Tensions run high during war. In 1942, the American and Australian soldiers allied to fight the Japanese were as tense as ever. The stakes were high for both nations, but higher for the Aussies. In the early days of the war, an Allied victory was anything but assured and Australia faced the real possibility of a Japanese invasion. No one knows how "The Battle of Brisbane" started, but it sure relieved some of that tension.
At 6:50 p.m. on Nov. 26, 1942, the pubs in Australia's third-largest city were closed and the streets flooded with allied soldiers. Private James R. Stein of the U.S. Army stopped on the corner of Adelaide and Creek Street to talk to three Australian troops when a U.S. MP stopped Pvt. Stein and asked for his leave pass. Growing more impatient as Stein fumbled through his pockets, the MP demanded he hurry up. Stein's three Aussie friends told the MP to cool it.
U.S. military police outside the Central Hotel, Brisbane.
An exchange occurred, but nobody knows exactly the order in which it happened.
Amidst some shouts and curses, the MP raised his baton, which drew a response of shoving and flying fists. Passing Australians stopped to help their fellow troops as more American MPs ran to the scene. Alarm bells and whistles began to go off, blanketing the shouts and the punches.
Outnumbered, the Americans retreated to a nearby Base Exchange, but were followed by the Aussies, who hurled rocks, sticks, bottles, and even a street sign. The MPs set up a perimeter outside the building and, by the time MP Lt. Lester Duffin arrived on the scene an hour later, 100 Australians were fighting to get through the cordon.
The Australians moved to break into the American Red Cross building adjacent to the opposite corner as the fighting spread to other streets in the area. A little over an hour after Pvt. Stein was fumbling for his leave pass, an estimated 2,000 to 5,000 GIs were in the streets of the city.
American troops were ordered back to their barracks and ships as picket guards stopped an Australian truck in the area carrying some firepower — Owen submachine guns and grenades. But despite everyone's best effort, an American did get a shotgun into the melee and it quickly went off, killing an Australian and wounding many others on both sides.
The American Red Cross building on the corner of Adelaide and Creek Streets in Brisbane Australia, 1942.

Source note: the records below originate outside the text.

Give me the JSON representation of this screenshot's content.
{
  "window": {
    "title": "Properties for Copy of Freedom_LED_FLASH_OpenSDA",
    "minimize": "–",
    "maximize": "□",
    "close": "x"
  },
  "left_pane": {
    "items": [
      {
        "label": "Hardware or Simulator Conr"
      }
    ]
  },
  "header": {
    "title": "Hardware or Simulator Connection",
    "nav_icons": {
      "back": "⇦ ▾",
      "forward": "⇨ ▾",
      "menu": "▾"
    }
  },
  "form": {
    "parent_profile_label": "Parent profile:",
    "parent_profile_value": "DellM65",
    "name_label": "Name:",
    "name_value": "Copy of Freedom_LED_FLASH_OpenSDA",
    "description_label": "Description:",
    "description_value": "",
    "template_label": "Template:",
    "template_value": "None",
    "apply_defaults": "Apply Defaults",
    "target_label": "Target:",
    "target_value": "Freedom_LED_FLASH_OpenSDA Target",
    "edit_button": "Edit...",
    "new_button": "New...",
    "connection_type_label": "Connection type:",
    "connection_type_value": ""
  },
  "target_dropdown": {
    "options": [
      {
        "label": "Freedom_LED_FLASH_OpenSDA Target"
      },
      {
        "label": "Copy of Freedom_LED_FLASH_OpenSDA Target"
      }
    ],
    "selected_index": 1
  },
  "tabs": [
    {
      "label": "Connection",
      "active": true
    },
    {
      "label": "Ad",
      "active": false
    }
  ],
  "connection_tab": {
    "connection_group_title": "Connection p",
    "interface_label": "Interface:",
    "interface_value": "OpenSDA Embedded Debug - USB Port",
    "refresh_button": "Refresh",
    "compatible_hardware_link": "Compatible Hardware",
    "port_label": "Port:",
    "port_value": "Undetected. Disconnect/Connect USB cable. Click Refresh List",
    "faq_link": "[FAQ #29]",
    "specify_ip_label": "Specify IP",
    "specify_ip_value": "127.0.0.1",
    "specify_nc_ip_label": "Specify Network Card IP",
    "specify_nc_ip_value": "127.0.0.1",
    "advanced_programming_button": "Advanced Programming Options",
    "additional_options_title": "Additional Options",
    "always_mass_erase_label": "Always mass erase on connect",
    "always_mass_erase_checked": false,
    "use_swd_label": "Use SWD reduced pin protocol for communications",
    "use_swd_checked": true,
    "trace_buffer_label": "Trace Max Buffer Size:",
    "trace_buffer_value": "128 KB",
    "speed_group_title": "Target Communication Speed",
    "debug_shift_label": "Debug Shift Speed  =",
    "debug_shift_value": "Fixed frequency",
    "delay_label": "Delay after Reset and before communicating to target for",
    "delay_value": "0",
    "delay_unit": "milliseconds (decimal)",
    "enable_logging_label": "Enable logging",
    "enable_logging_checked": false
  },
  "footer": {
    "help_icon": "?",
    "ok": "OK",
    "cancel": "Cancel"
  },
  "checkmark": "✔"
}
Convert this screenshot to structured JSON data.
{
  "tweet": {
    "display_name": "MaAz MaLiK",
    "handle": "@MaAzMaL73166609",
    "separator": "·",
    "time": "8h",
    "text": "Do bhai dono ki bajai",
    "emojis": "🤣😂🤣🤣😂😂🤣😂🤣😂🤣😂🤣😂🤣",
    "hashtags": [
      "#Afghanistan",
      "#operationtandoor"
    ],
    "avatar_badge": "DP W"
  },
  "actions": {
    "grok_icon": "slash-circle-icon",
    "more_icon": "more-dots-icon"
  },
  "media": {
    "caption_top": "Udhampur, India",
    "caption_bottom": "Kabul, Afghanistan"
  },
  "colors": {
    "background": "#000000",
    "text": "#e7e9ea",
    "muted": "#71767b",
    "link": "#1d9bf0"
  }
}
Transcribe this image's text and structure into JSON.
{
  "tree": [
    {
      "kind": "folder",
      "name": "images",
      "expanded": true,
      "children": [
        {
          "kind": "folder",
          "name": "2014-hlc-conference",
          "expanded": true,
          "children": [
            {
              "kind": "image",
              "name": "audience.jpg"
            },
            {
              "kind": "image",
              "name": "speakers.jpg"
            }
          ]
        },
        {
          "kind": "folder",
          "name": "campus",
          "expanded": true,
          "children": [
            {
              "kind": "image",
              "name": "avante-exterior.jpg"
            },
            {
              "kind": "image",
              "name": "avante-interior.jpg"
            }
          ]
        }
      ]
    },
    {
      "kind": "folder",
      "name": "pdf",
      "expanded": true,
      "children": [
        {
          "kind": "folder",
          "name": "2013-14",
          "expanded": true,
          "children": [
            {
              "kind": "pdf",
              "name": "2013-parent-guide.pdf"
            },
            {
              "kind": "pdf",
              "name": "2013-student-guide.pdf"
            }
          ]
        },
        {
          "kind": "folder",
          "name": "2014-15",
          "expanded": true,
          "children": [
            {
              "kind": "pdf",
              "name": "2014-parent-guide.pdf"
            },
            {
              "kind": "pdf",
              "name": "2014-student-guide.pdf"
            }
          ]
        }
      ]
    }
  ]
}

Fights raged in canteens around the city throughout the night, but the main fighting was finally quelled by 10 p.m. that evening. There were sporadic confrontations throughout the city in the following days, but none rivaled the size, anger, and violence of the first night of what came to be known as "The Battle of Brisbane."
News of the brawl never reached the U.S. due to military censorship, but the legend only grew in the following days, as the stories of those involved in the fighting were exaggerated and began to spread. Up to one million Americans served in Australia during World War II and weren't always appreciated by the locals.
Americans were said to be aggressive with Australian women, and Australian troops were annoyed that American troops were better paid, equipped, and fed — not to mention that U.S. troops had access to cheap cigarettes, liquor, and other luxury items that Aussies couldn't even get. The whole situation was a powder keg waiting to explode — and it did.